Cycling on Mull
The Canoeists kindly invited the Cycling and Walking sections to join them on their camping holiday on Mull. The trip was fated from the start. Several people cancelled because of the weather forecast and Patrick attempted to go but had a blow-out in his car on the A66. Steve and his son Simon arrived on the Monday night and met some of the canoeists who were keeping warm around a fire. By the time Mick, Barbara and I arrived on Tuesday afternoon the canoeists had all gone home - we passed some of them, coming in the opposite direction on the single track road, fleeing the island and the weather.

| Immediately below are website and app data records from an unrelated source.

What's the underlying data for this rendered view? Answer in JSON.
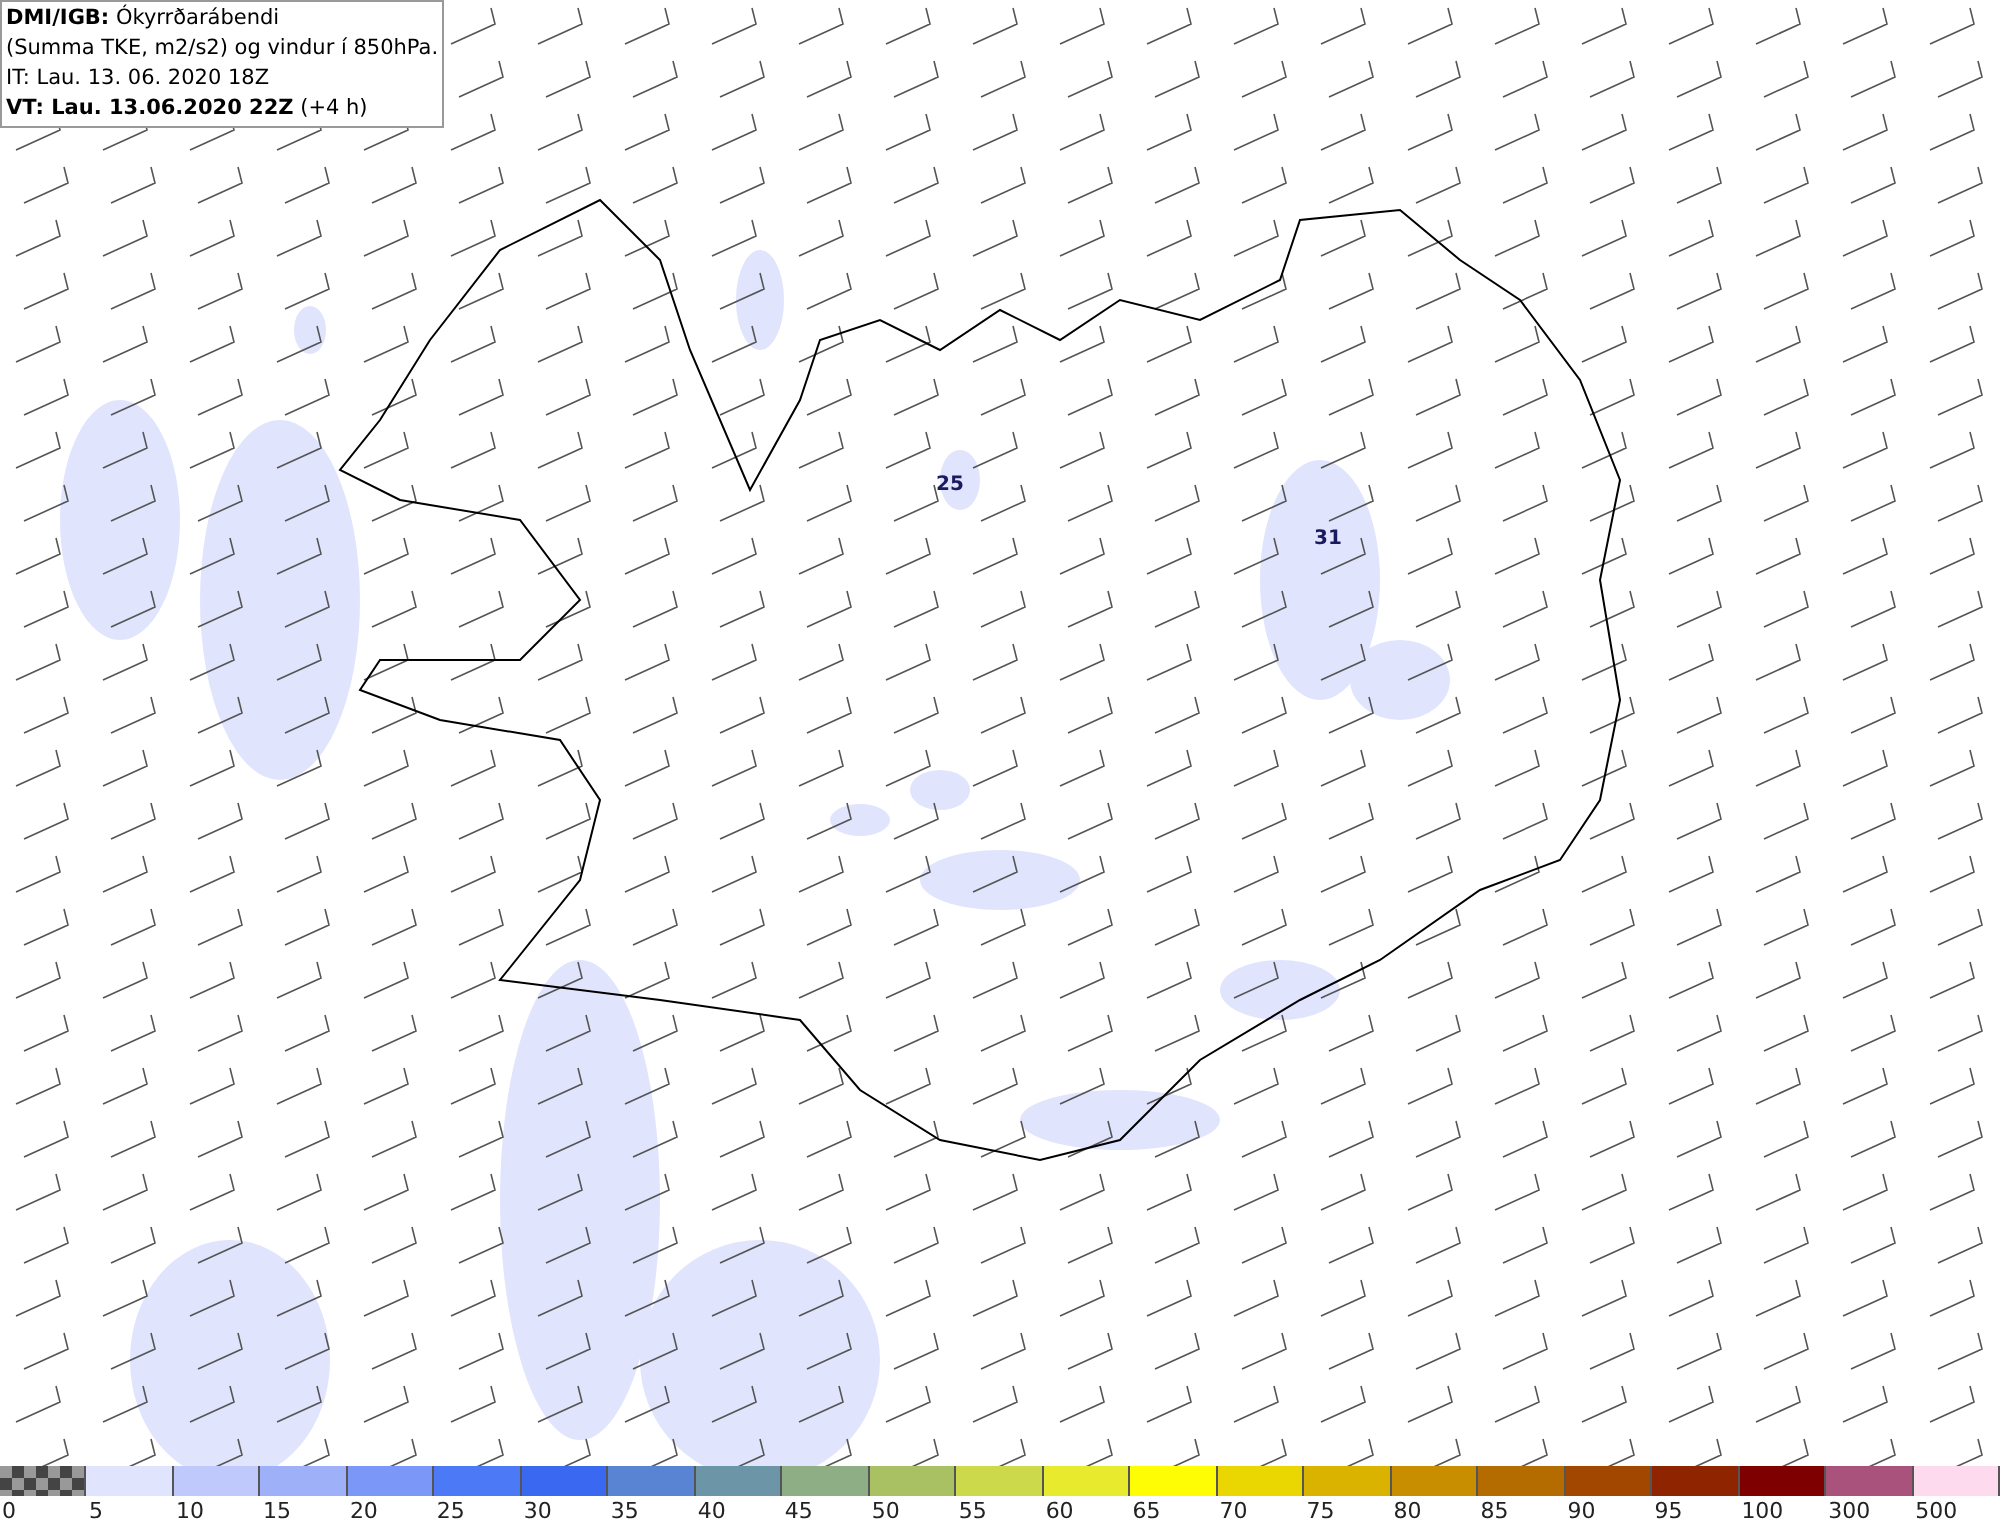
{
  "title_box": {
    "lines": [
      "**DMI/IGB:** Ókyrrðarábendi",
      "(Summa TKE, m2/s2) og vindur í 850hPa.",
      "IT: Lau. 13. 06. 2020 18Z",
      "**VT: Lau. 13.06.2020 22Z** (+4 h)"
    ]
  },
  "map": {
    "labels": [
      "25",
      "31"
    ]
  },
  "legend": [
    {
      "value": "0",
      "kind": "checker"
    },
    {
      "value": "5",
      "kind": "solid",
      "color": "#e1e4fd"
    },
    {
      "value": "10",
      "kind": "solid",
      "color": "#bfc9fb"
    },
    {
      "value": "15",
      "kind": "solid",
      "color": "#9eb1f8"
    },
    {
      "value": "20",
      "kind": "solid",
      "color": "#7b98f8"
    },
    {
      "value": "25",
      "kind": "solid",
      "color": "#4c79f6"
    },
    {
      "value": "30",
      "kind": "solid",
      "color": "#3a68f0"
    },
    {
      "value": "35",
      "kind": "solid",
      "color": "#5983d3"
    },
    {
      "value": "40",
      "kind": "solid",
      "color": "#6c96a8"
    },
    {
      "value": "45",
      "kind": "solid",
      "color": "#8eaf85"
    },
    {
      "value": "50",
      "kind": "solid",
      "color": "#a9c063"
    },
    {
      "value": "55",
      "kind": "solid",
      "color": "#cbd94a"
    },
    {
      "value": "60",
      "kind": "solid",
      "color": "#e8ea2e"
    },
    {
      "value": "65",
      "kind": "solid",
      "color": "#fefd03"
    },
    {
      "value": "70",
      "kind": "solid",
      "color": "#ead600"
    },
    {
      "value": "75",
      "kind": "solid",
      "color": "#dab200"
    },
    {
      "value": "80",
      "kind": "solid",
      "color": "#c98e00"
    },
    {
      "value": "85",
      "kind": "solid",
      "color": "#b46b00"
    },
    {
      "value": "90",
      "kind": "solid",
      "color": "#a24700"
    },
    {
      "value": "95",
      "kind": "solid",
      "color": "#8f2500"
    },
    {
      "value": "100",
      "kind": "solid",
      "color": "#7e0000"
    },
    {
      "value": "300",
      "kind": "solid",
      "color": "#a8527c"
    },
    {
      "value": "500",
      "kind": "solid",
      "color": "#fddaee"
    }
  ]
}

The campsite at Fidden Farm was in a beautiful location but faced the unrelenting wind coming straight off the Atlantic. It was very cold, wet and windy. Barbara and I had just been roasted at 40C in Spain and were now frozen with an air temperature of 4C but feeling much colder because of the rain and wind. Simon had to return to uni leaving Steve, Mick, Barbara and I to cycle up the west coast of Mull to Salen and back. The route was beautiful along the coast with magnificent coastal and mountain scenery. It was relatively dry on the way out but poured with rain on the way back. "Which is Ben More?" asked Barbara - "It's the one we can't see! I replied.
On Thursday Mick, Barbara and I took the ferry to Iona and walked up the highest point on the island - great views. We met up with Steve back at camp and decided to go on a late afternoon/early evening ride. Mick's cycling shoes were still wet from the previous day's ride so he put on his walking shoes. "I'll meet you at the wash room" said Mick. 5 minutes later I cycled to meet him but couldn't see him. Then I heard a voice from below me - Mick was laying on the floor - he had stopped outside the wash room but had been unable to get his feet out of the toe clips because his shoes were too wide. He had then fallen sideways onto a parked car and was clearly in agony. The car driver and a passerby helped get Mick up but he was in no state to cycle. We took him back to his tent and after the rest of us did a short evening ride to a beatiful sandy bay we returned to see how Mick was. He was in great pain with a suspected broken rib(s). We took him to the pub to recuperate. That night he slept in his car and the following morning Barbara took him to the local GP who sent a fax to Mick's insurers who arranged for a driver to take him to the ferry and then for a vehicle recovery lorry to take him home from Oban. Mick fortunately had two breakdown policies. The first did not cover driver incapacity but the second with Aviva did - it's worth checking your policy. Back home and after another night sleeping in the car because his bed was too uncomfortable, Mick went to his own GP who confirmed a cracked rib.
Meanwhile back on Mull, Steve, Barbara and I decided to abandon the cold and wet of Mull and return to the mainland. I think the hail storm was the final straw. We were thwarted in this ambition by lack of spaces on the ferry - our car was reserved for Sunday. Mick's driver had just driven straight onto the ferry shouting "make way - broken rib!". Instead of returning to the mainland we drove up to Tobermory and found a very pleasant more sheltered campsite to stay for 2 nights. On Friday night the weather was good enough for us to cook our first meal of the holiday - we had eaten pub meals the previous 3 nights. We ate the meal in a very pleasant wooden shelter on the campsite equipped with a fridge and electric kettle. We also had an excellent evening ride out to Glengorm castle.
Our ride on Saturday, in the dry and with some sun, along the Northern coast to Dervaig, a minor road to Salen, and then up the western coast and back to camp along the northern coast was glorious. We were thankful we had not abandoned Mull. However, it did rain again that night so we took shelter in the Indian restaurant in Tobermory. We returned home on Sunday. Mull had redeemed itself and I'm already thinking of a return trip. It is so beautiful when the weather relents.